Dakota opens with a rolling musical set that sounds like a jack-in-the-box waiting to open. Sure enough with the pop of some heavy tribal drums we are caught up in the story. The tribal sounding drums in the back keep things rolling, while the other more chaotic drums are used to effectively punctuate the words. The music, as with most stories on the website, is almost central here. The words scroll so fast that it takes several reads to capture everything. The soundtrack is therefore used to supply the stress and anxiety in ways the words cannot. As we build to the central climax of the piece our senses are so confused by the sights and sounds, our overwhelmed reaction mirrors that of the protagonist.
The mood we have set here is of a carefree joyride along a desolate highway. It is nicely established at the beginning as the words scroll slowly enough to be read. With a nice combination of some heavy expletives and some casual slang we get a good glimpse into the mindset of our protagonist. As the protagonist ventures on, gets drunk and increasingly confused so do we as the followers. Words scroll faster, the beat and the drums become increasingly hostile. We even experience the occasional blackout as the screen flashes on a slight gray scale between words. All this works together to create a nice natural buildup to our climax where our main character is spilling their true feelings and fears.
In all Dakota is an enjoyable, if not all to familiar adventure.
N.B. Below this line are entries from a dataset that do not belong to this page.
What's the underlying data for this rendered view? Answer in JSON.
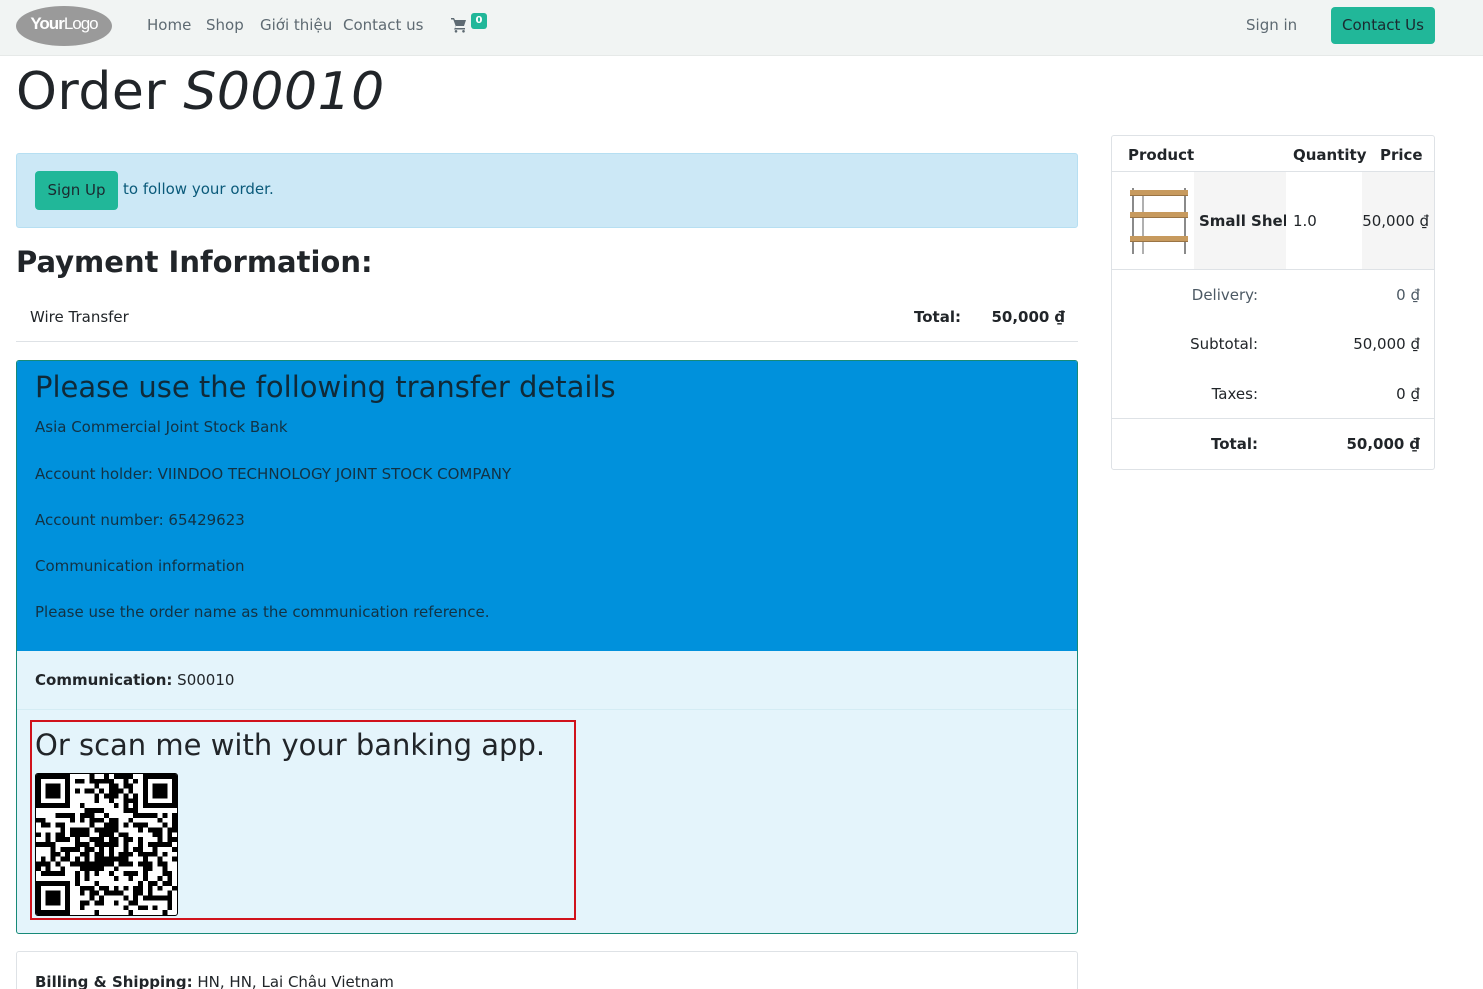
{
  "nav": {
    "logo_bold": "Your",
    "logo_light": "Logo",
    "links": [
      "Home",
      "Shop",
      "Giới thiệu",
      "Contact us"
    ],
    "cart_count": "0",
    "signin": "Sign in",
    "contact_btn": "Contact Us"
  },
  "page": {
    "title_prefix": "Order ",
    "title_order": "S00010"
  },
  "signup": {
    "button": "Sign Up",
    "text": "to follow your order."
  },
  "payment": {
    "heading": "Payment Information:",
    "method": "Wire Transfer",
    "total_label": "Total:",
    "total_value": "50,000 ₫"
  },
  "transfer": {
    "title": "Please use the following transfer details",
    "bank": "Asia Commercial Joint Stock Bank",
    "holder": "Account holder: VIINDOO TECHNOLOGY JOINT STOCK COMPANY",
    "number": "Account number: 65429623",
    "comm_info": "Communication information",
    "comm_note": "Please use the order name as the communication reference.",
    "comm_label": "Communication:",
    "comm_value": "S00010",
    "scan_title": "Or scan me with your banking app."
  },
  "billing": {
    "label": "Billing & Shipping:",
    "value": "HN, HN, Lai Châu Vietnam"
  },
  "summary": {
    "headers": {
      "product": "Product",
      "quantity": "Quantity",
      "price": "Price"
    },
    "item": {
      "name": "Small Shelf",
      "qty": "1.0",
      "price": "50,000 ₫"
    },
    "delivery_label": "Delivery:",
    "delivery_value": "0 ₫",
    "subtotal_label": "Subtotal:",
    "subtotal_value": "50,000 ₫",
    "taxes_label": "Taxes:",
    "taxes_value": "0 ₫",
    "total_label": "Total:",
    "total_value": "50,000 ₫"
  },
  "colors": {
    "primary": "#21b799",
    "transfer_head": "#0091dc",
    "transfer_body": "#e4f4fb",
    "alert": "#cce8f6",
    "highlight_border": "#d0121b"
  },
  "icons": {
    "cart": "shopping-cart-icon",
    "qr": "qr-code-image",
    "product": "shelf-product-image"
  }
}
It tells a good story using everything at is disposal. Everything from strong word choices to a users extreme fixation on the screen is taken into consideration. So if you have five minutes in front of the computer waiting for a download, turn up your speakers, reduce the screen size (as it makes it easier to read) and get swept up in Dakota.